The coalition includes faith investors such as The Sisters of St. Francis of Philadelphia and the Interfaith Center on Corporate Responsibility (ICCR) and the move is believed to be Magaziner’s first co-filing.
Magaziner, who used to work at SRI firm Trillium Asset Management, wrote to Wells Fargo this week announcing he would co-file the resolution on behalf of the State’s taxpayers and public employees.
The Employees’ Retirement System of Rhode Island owns 143,656 shares of Wells Fargo stock.
Magaziner wrote: “We are concerned that the conditions that led to such widespread misbehaviour across the company still have yet to fully be corrected.
“Our office has a fiduciary duty to ensure that companies in which we invest act in the best interest of the underlying investors, including the Rhode Island public employees whom we serve.”

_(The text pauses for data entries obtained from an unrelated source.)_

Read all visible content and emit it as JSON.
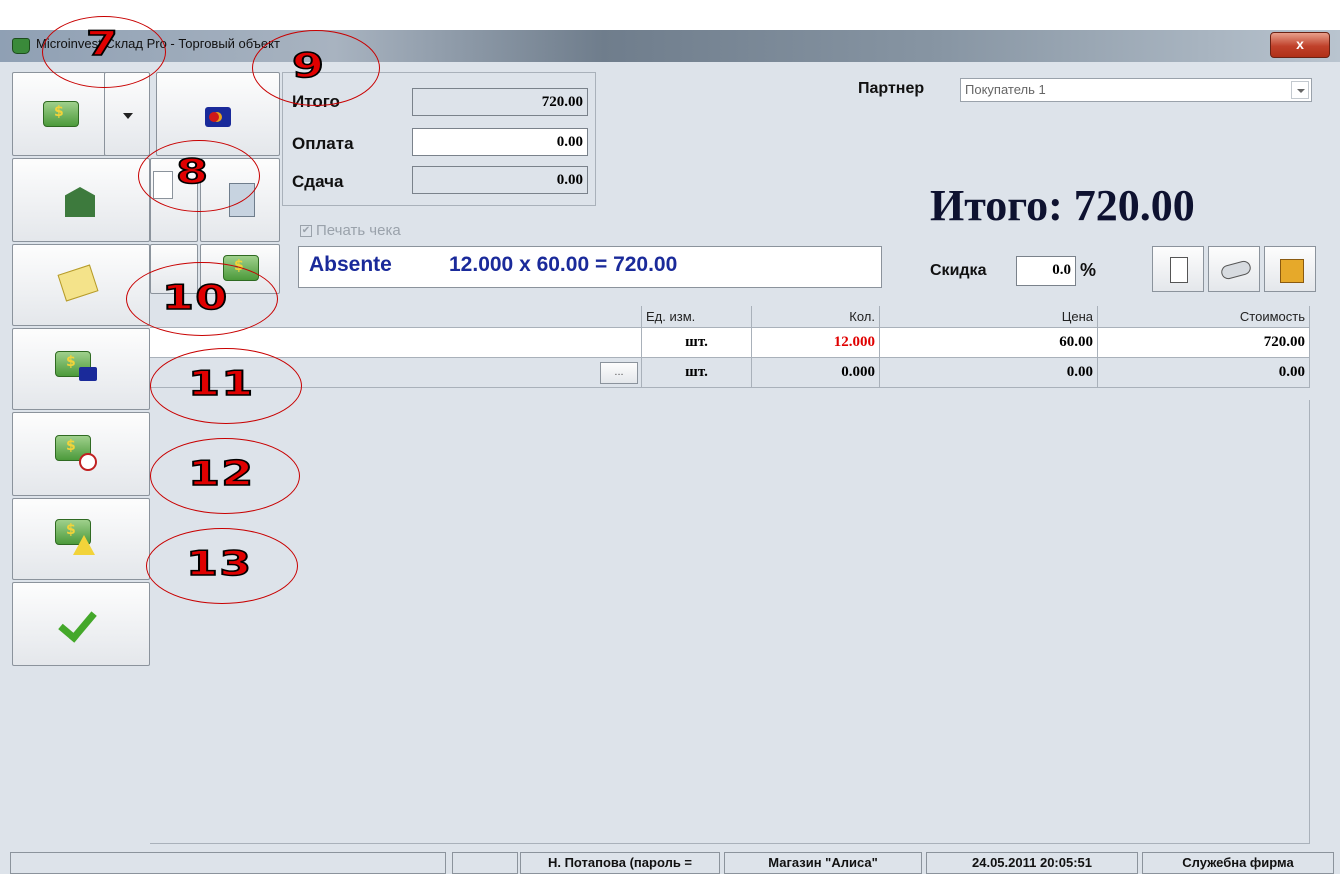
{
  "window": {
    "title": "Microinvest Склад Pro - Торговый объект",
    "close": "x"
  },
  "payment": {
    "total_label": "Итого",
    "total_value": "720.00",
    "pay_label": "Оплата",
    "pay_value": "0.00",
    "change_label": "Сдача",
    "change_value": "0.00"
  },
  "partner": {
    "label": "Партнер",
    "value": "Покупатель 1"
  },
  "big_total": "Итого:  720.00",
  "print_receipt": {
    "label": "Печать чека",
    "checked": "✔"
  },
  "current_line": {
    "name": "Absente",
    "formula": "12.000  x  60.00  =  720.00"
  },
  "discount": {
    "label": "Скидка",
    "value": "0.0",
    "unit": "%"
  },
  "table": {
    "headers": [
      "Ед. изм.",
      "Кол.",
      "Цена",
      "Стоимость"
    ],
    "rows": [
      {
        "unit": "шт.",
        "qty": "12.000",
        "price": "60.00",
        "cost": "720.00"
      },
      {
        "unit": "шт.",
        "qty": "0.000",
        "price": "0.00",
        "cost": "0.00",
        "more": "..."
      }
    ]
  },
  "callouts": [
    "7",
    "8",
    "9",
    "10",
    "11",
    "12",
    "13"
  ],
  "status": [
    "",
    "",
    "Н. Потапова  (пароль =",
    "Магазин \"Алиса\"",
    "24.05.2011 20:05:51",
    "Служебна фирма"
  ],
  "colors": {
    "qty_red": "#e00000",
    "info_blue": "#1a2a9a",
    "callout_red": "#e00000"
  },
  "icons": [
    "cash-icon",
    "dropdown-arrow-icon",
    "card-icon",
    "bank-icon",
    "note-icon",
    "card-money-icon",
    "clock-money-icon",
    "alert-money-icon",
    "checkmark-icon",
    "receipt-icon",
    "eraser-icon",
    "box-icon"
  ]
}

According to Tim Brennan, treasurer and chief financial officer of the Unitarian Universalist Association, Wells Fargo has an “admirable” Code of Ethics and Business Conduct.“The problem is you get the behavior you reward, and the incentive systems at Wells Fargo led employees to take actions that made a mockery of the Code,” Brennan said in a statement published by the ICCR.
Magaziner has in the past opposed executive pay packages and last month the state’s Investment Commission voted to terminate its exposure to seven hedge funds and redeem $585m under his ‘Back to Basics’ investment strategy.
The coalition of investors has defined the scope of the review report as follows:
1. An analysis of the impacts on the bank, its reputation, customers, and investors;
2. Changes implemented or planned to strengthen corporate culture and instill a commitment to high ethical standards at all employee levels;
3. Improvements in risk management and controls, including new or revised policies and investment in people or technological solutions;
4. Evidence that incentive systems are aligned with customers’ best interests.
5. Changes in Board oversight of risk management processes;
6. Assessment plans to evaluate the adequacy of changes instituted over time;
7. Other steps to rebuild trust with key stakeholders—regulators, customers, and shareholders.